Output every record word for word, minus the pictures.

[Source material]
----

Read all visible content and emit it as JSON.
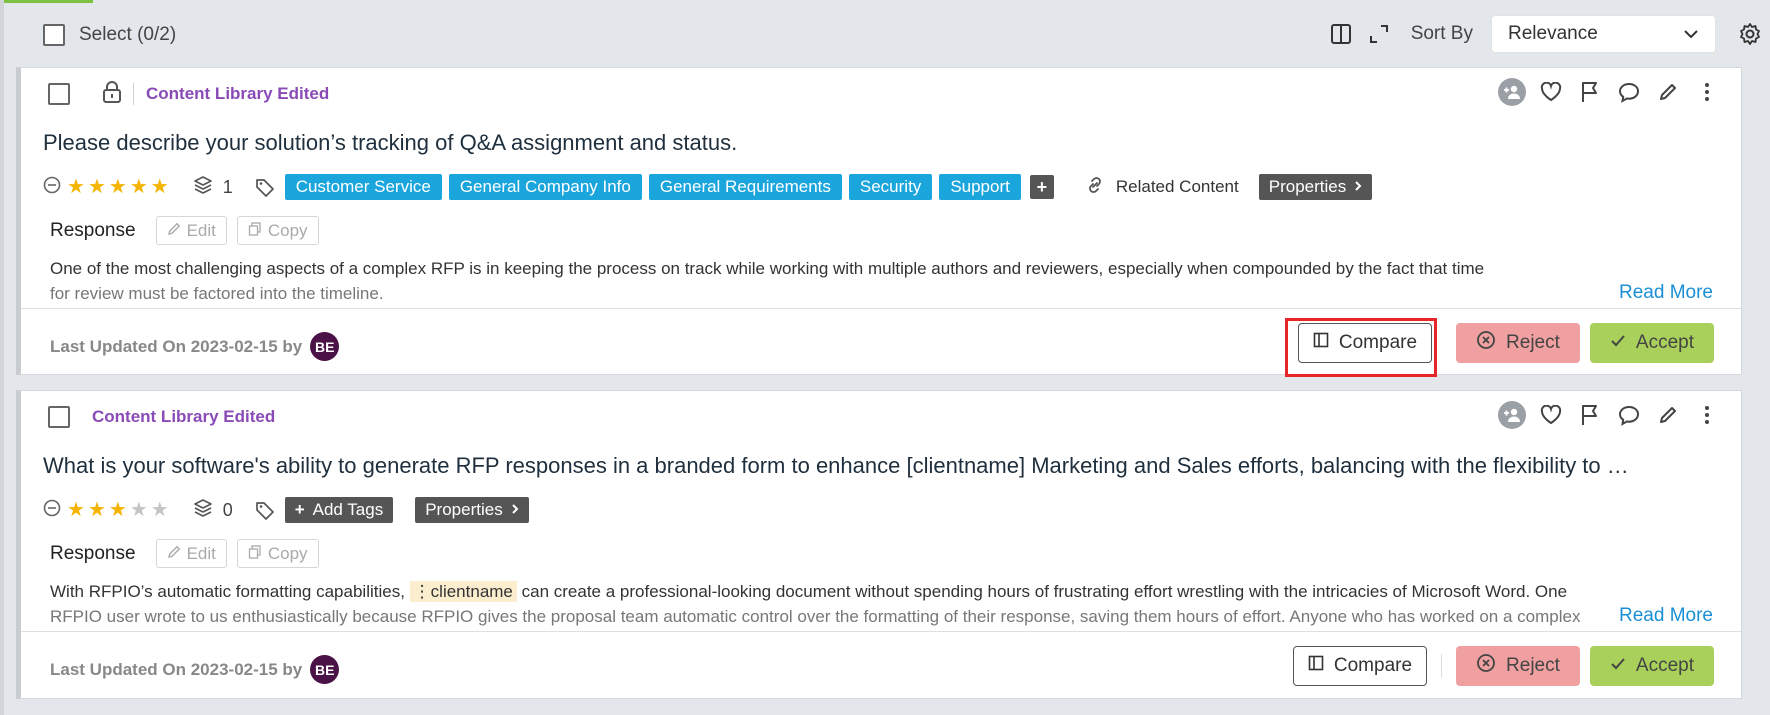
{
  "toolbar": {
    "select_label": "Select (0/2)",
    "sort_label": "Sort By",
    "sort_value": "Relevance"
  },
  "cards": [
    {
      "status": "Content Library Edited",
      "locked": true,
      "question": "Please describe your solution’s tracking of Q&A assignment and status.",
      "rating": 5,
      "layers_count": "1",
      "tags": [
        "Customer Service",
        "General Company Info",
        "General Requirements",
        "Security",
        "Support"
      ],
      "tag_more": "+",
      "related_label": "Related Content",
      "properties_label": "Properties",
      "response_label": "Response",
      "edit_label": "Edit",
      "copy_label": "Copy",
      "response_line1": "One of the most challenging aspects of a complex RFP is in keeping the process on track while working with multiple authors and reviewers, especially when compounded by the fact that time",
      "response_line2": "for review must be factored into the timeline.",
      "read_more": "Read More",
      "last_updated": "Last Updated On 2023-02-15 by",
      "avatar": "BE",
      "compare_label": "Compare",
      "reject_label": "Reject",
      "accept_label": "Accept"
    },
    {
      "status": "Content Library Edited",
      "locked": false,
      "question": "What is your software's ability to generate RFP responses in a branded form to enhance [clientname] Marketing and Sales efforts, balancing with the flexibility to …",
      "rating": 3,
      "layers_count": "0",
      "add_tags_label": "Add Tags",
      "properties_label": "Properties",
      "response_label": "Response",
      "edit_label": "Edit",
      "copy_label": "Copy",
      "response_line1_a": "With RFPIO’s automatic formatting capabilities,",
      "response_token": "clientname",
      "response_line1_b": "can create a professional-looking document without spending hours of frustrating effort wrestling with the intricacies of Microsoft Word. One",
      "response_line2": "RFPIO user wrote to us enthusiastically because RFPIO gives the proposal team automatic control over the formatting of their response, saving them hours of effort. Anyone who has worked on a complex",
      "read_more": "Read More",
      "last_updated": "Last Updated On 2023-02-15 by",
      "avatar": "BE",
      "compare_label": "Compare",
      "reject_label": "Reject",
      "accept_label": "Accept"
    }
  ],
  "colors": {
    "accent_green": "#7cc242",
    "status_purple": "#8a4bb7",
    "tag_blue": "#1aa5dd",
    "reject": "#f0a0a0",
    "accept": "#a9d05a",
    "link": "#1a8fd6",
    "highlight": "#e8262a"
  }
}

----

[Response to this task]
Read all visible content and emit it as JSON.
{
  "toolbar": {
    "select_label": "Select (0/2)",
    "sort_label": "Sort By",
    "sort_value": "Relevance"
  },
  "cards": [
    {
      "status": "Content Library Edited",
      "locked": true,
      "question": "Please describe your solution’s tracking of Q&A assignment and status.",
      "rating": 5,
      "layers_count": "1",
      "tags": [
        "Customer Service",
        "General Company Info",
        "General Requirements",
        "Security",
        "Support"
      ],
      "tag_more": "+",
      "related_label": "Related Content",
      "properties_label": "Properties",
      "response_label": "Response",
      "edit_label": "Edit",
      "copy_label": "Copy",
      "response_line1": "One of the most challenging aspects of a complex RFP is in keeping the process on track while working with multiple authors and reviewers, especially when compounded by the fact that time",
      "response_line2": "for review must be factored into the timeline.",
      "read_more": "Read More",
      "last_updated": "Last Updated On 2023-02-15 by",
      "avatar": "BE",
      "compare_label": "Compare",
      "reject_label": "Reject",
      "accept_label": "Accept"
    },
    {
      "status": "Content Library Edited",
      "locked": false,
      "question": "What is your software's ability to generate RFP responses in a branded form to enhance [clientname] Marketing and Sales efforts, balancing with the flexibility to …",
      "rating": 3,
      "layers_count": "0",
      "add_tags_label": "Add Tags",
      "properties_label": "Properties",
      "response_label": "Response",
      "edit_label": "Edit",
      "copy_label": "Copy",
      "response_line1_a": "With RFPIO’s automatic formatting capabilities,",
      "response_token": "clientname",
      "response_line1_b": "can create a professional-looking document without spending hours of frustrating effort wrestling with the intricacies of Microsoft Word. One",
      "response_line2": "RFPIO user wrote to us enthusiastically because RFPIO gives the proposal team automatic control over the formatting of their response, saving them hours of effort. Anyone who has worked on a complex",
      "read_more": "Read More",
      "last_updated": "Last Updated On 2023-02-15 by",
      "avatar": "BE",
      "compare_label": "Compare",
      "reject_label": "Reject",
      "accept_label": "Accept"
    }
  ],
  "colors": {
    "accent_green": "#7cc242",
    "status_purple": "#8a4bb7",
    "tag_blue": "#1aa5dd",
    "reject": "#f0a0a0",
    "accept": "#a9d05a",
    "link": "#1a8fd6",
    "highlight": "#e8262a"
  }
}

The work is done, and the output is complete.